Exercise prompt - All of the records below must be output exactly, with no pictures carried over.

Data records for software interfaces:

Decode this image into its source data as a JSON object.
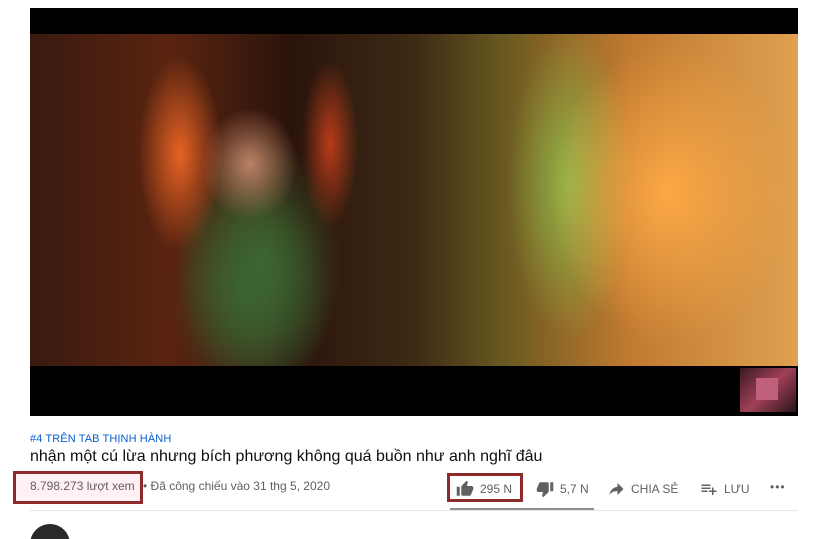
{
  "trend_tag": "#4 TRÊN TAB THỊNH HÀNH",
  "title": "nhận một cú lừa nhưng bích phương không quá buồn như anh nghĩ đâu",
  "views": "8.798.273 lượt xem",
  "date": "• Đã công chiếu vào 31 thg 5, 2020",
  "actions": {
    "like_count": "295 N",
    "dislike_count": "5,7 N",
    "share_label": "CHIA SẺ",
    "save_label": "LƯU",
    "more_label": "•••"
  },
  "icons": {
    "like": "thumbs-up-icon",
    "dislike": "thumbs-down-icon",
    "share": "share-arrow-icon",
    "save": "playlist-add-icon",
    "more": "more-horizontal-icon"
  },
  "colors": {
    "tag_blue": "#065fd4",
    "highlight_border": "#8e2a2a",
    "meta_gray": "#606060"
  },
  "like_ratio": 0.98
}
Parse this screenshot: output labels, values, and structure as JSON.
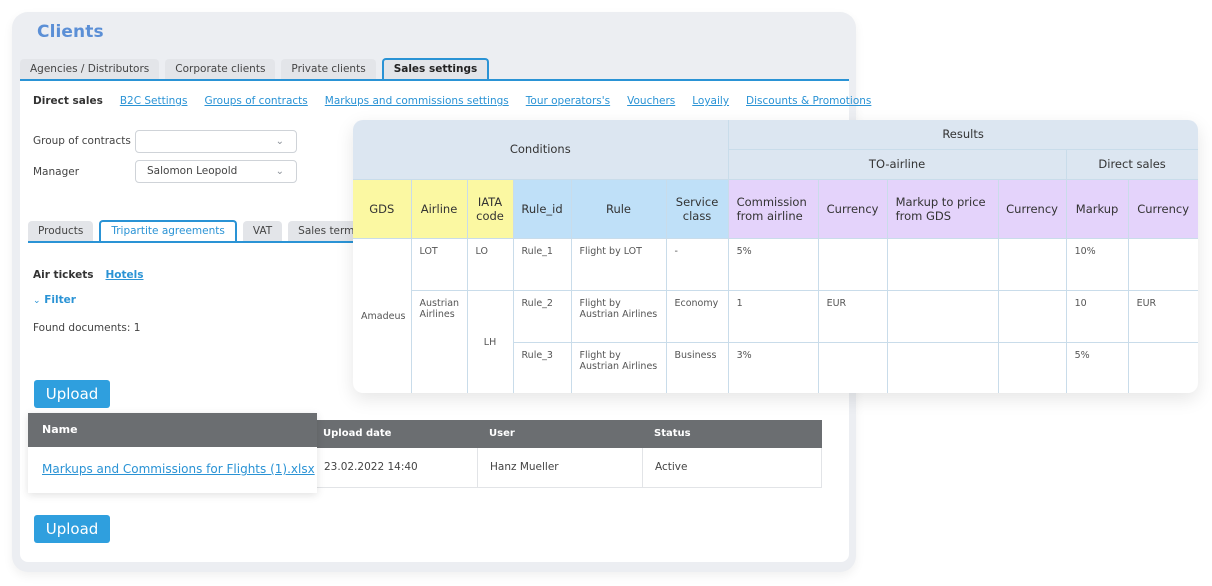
{
  "page": {
    "title": "Clients"
  },
  "top_tabs": [
    {
      "label": "Agencies / Distributors",
      "active": false
    },
    {
      "label": "Corporate clients",
      "active": false
    },
    {
      "label": "Private clients",
      "active": false
    },
    {
      "label": "Sales settings",
      "active": true
    }
  ],
  "subnav": {
    "current": "Direct sales",
    "links": [
      "B2C Settings",
      "Groups of contracts",
      "Markups and commissions settings",
      "Tour operators's",
      "Vouchers",
      "Loyaily",
      "Discounts & Promotions"
    ]
  },
  "form": {
    "group_of_contracts": {
      "label": "Group of contracts",
      "value": ""
    },
    "manager": {
      "label": "Manager",
      "value": "Salomon Leopold"
    }
  },
  "inner_tabs": [
    {
      "label": "Products",
      "active": false
    },
    {
      "label": "Tripartite agreements",
      "active": true
    },
    {
      "label": "VAT",
      "active": false
    },
    {
      "label": "Sales terms",
      "active": false
    }
  ],
  "category": {
    "current": "Air tickets",
    "link": "Hotels"
  },
  "filter_label": "Filter",
  "found_documents": "Found documents: 1",
  "upload_label": "Upload",
  "documents": {
    "headers": {
      "name": "Name",
      "upload_date": "Upload date",
      "user": "User",
      "status": "Status"
    },
    "rows": [
      {
        "name": "Markups and Commissions for Flights (1).xlsx",
        "upload_date": "23.02.2022 14:40",
        "user": "Hanz Mueller",
        "status": "Active"
      }
    ]
  },
  "rules_table": {
    "groups": {
      "conditions": "Conditions",
      "results": "Results",
      "to_airline": "TO-airline",
      "direct_sales": "Direct sales"
    },
    "columns": [
      "GDS",
      "Airline",
      "IATA code",
      "Rule_id",
      "Rule",
      "Service class",
      "Commission from airline",
      "Currency",
      "Markup to price from GDS",
      "Currency",
      "Markup",
      "Currency"
    ],
    "gds": "Amadeus",
    "rows": [
      {
        "airline": "LOT",
        "iata": "LO",
        "rule_id": "Rule_1",
        "rule": "Flight by LOT",
        "service_class": "-",
        "commission": "5%",
        "currency1": "",
        "markup_gds": "",
        "currency2": "",
        "markup": "10%",
        "currency3": ""
      },
      {
        "airline": "Austrian Airlines",
        "iata": "LH",
        "rule_id": "Rule_2",
        "rule": "Flight by Austrian Airlines",
        "service_class": "Economy",
        "commission": "1",
        "currency1": "EUR",
        "markup_gds": "",
        "currency2": "",
        "markup": "10",
        "currency3": "EUR"
      },
      {
        "airline": "",
        "iata": "",
        "rule_id": "Rule_3",
        "rule": "Flight by Austrian Airlines",
        "service_class": "Business",
        "commission": "3%",
        "currency1": "",
        "markup_gds": "",
        "currency2": "",
        "markup": "5%",
        "currency3": ""
      }
    ]
  }
}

Reply -
Decode this image into its source data as a JSON object.
{
  "trend_tag": "#4 TRÊN TAB THỊNH HÀNH",
  "title": "nhận một cú lừa nhưng bích phương không quá buồn như anh nghĩ đâu",
  "views": "8.798.273 lượt xem",
  "date": "• Đã công chiếu vào 31 thg 5, 2020",
  "actions": {
    "like_count": "295 N",
    "dislike_count": "5,7 N",
    "share_label": "CHIA SẺ",
    "save_label": "LƯU",
    "more_label": "•••"
  },
  "icons": {
    "like": "thumbs-up-icon",
    "dislike": "thumbs-down-icon",
    "share": "share-arrow-icon",
    "save": "playlist-add-icon",
    "more": "more-horizontal-icon"
  },
  "colors": {
    "tag_blue": "#065fd4",
    "highlight_border": "#8e2a2a",
    "meta_gray": "#606060"
  },
  "like_ratio": 0.98
}
Parse this screenshot: output labels, values, and structure as JSON.
{
  "page": {
    "title": "Clients"
  },
  "top_tabs": [
    {
      "label": "Agencies / Distributors",
      "active": false
    },
    {
      "label": "Corporate clients",
      "active": false
    },
    {
      "label": "Private clients",
      "active": false
    },
    {
      "label": "Sales settings",
      "active": true
    }
  ],
  "subnav": {
    "current": "Direct sales",
    "links": [
      "B2C Settings",
      "Groups of contracts",
      "Markups and commissions settings",
      "Tour operators's",
      "Vouchers",
      "Loyaily",
      "Discounts & Promotions"
    ]
  },
  "form": {
    "group_of_contracts": {
      "label": "Group of contracts",
      "value": ""
    },
    "manager": {
      "label": "Manager",
      "value": "Salomon Leopold"
    }
  },
  "inner_tabs": [
    {
      "label": "Products",
      "active": false
    },
    {
      "label": "Tripartite agreements",
      "active": true
    },
    {
      "label": "VAT",
      "active": false
    },
    {
      "label": "Sales terms",
      "active": false
    }
  ],
  "category": {
    "current": "Air tickets",
    "link": "Hotels"
  },
  "filter_label": "Filter",
  "found_documents": "Found documents: 1",
  "upload_label": "Upload",
  "documents": {
    "headers": {
      "name": "Name",
      "upload_date": "Upload date",
      "user": "User",
      "status": "Status"
    },
    "rows": [
      {
        "name": "Markups and Commissions for Flights (1).xlsx",
        "upload_date": "23.02.2022 14:40",
        "user": "Hanz Mueller",
        "status": "Active"
      }
    ]
  },
  "rules_table": {
    "groups": {
      "conditions": "Conditions",
      "results": "Results",
      "to_airline": "TO-airline",
      "direct_sales": "Direct sales"
    },
    "columns": [
      "GDS",
      "Airline",
      "IATA code",
      "Rule_id",
      "Rule",
      "Service class",
      "Commission from airline",
      "Currency",
      "Markup to price from GDS",
      "Currency",
      "Markup",
      "Currency"
    ],
    "gds": "Amadeus",
    "rows": [
      {
        "airline": "LOT",
        "iata": "LO",
        "rule_id": "Rule_1",
        "rule": "Flight by LOT",
        "service_class": "-",
        "commission": "5%",
        "currency1": "",
        "markup_gds": "",
        "currency2": "",
        "markup": "10%",
        "currency3": ""
      },
      {
        "airline": "Austrian Airlines",
        "iata": "LH",
        "rule_id": "Rule_2",
        "rule": "Flight by Austrian Airlines",
        "service_class": "Economy",
        "commission": "1",
        "currency1": "EUR",
        "markup_gds": "",
        "currency2": "",
        "markup": "10",
        "currency3": "EUR"
      },
      {
        "airline": "",
        "iata": "",
        "rule_id": "Rule_3",
        "rule": "Flight by Austrian Airlines",
        "service_class": "Business",
        "commission": "3%",
        "currency1": "",
        "markup_gds": "",
        "currency2": "",
        "markup": "5%",
        "currency3": ""
      }
    ]
  }
}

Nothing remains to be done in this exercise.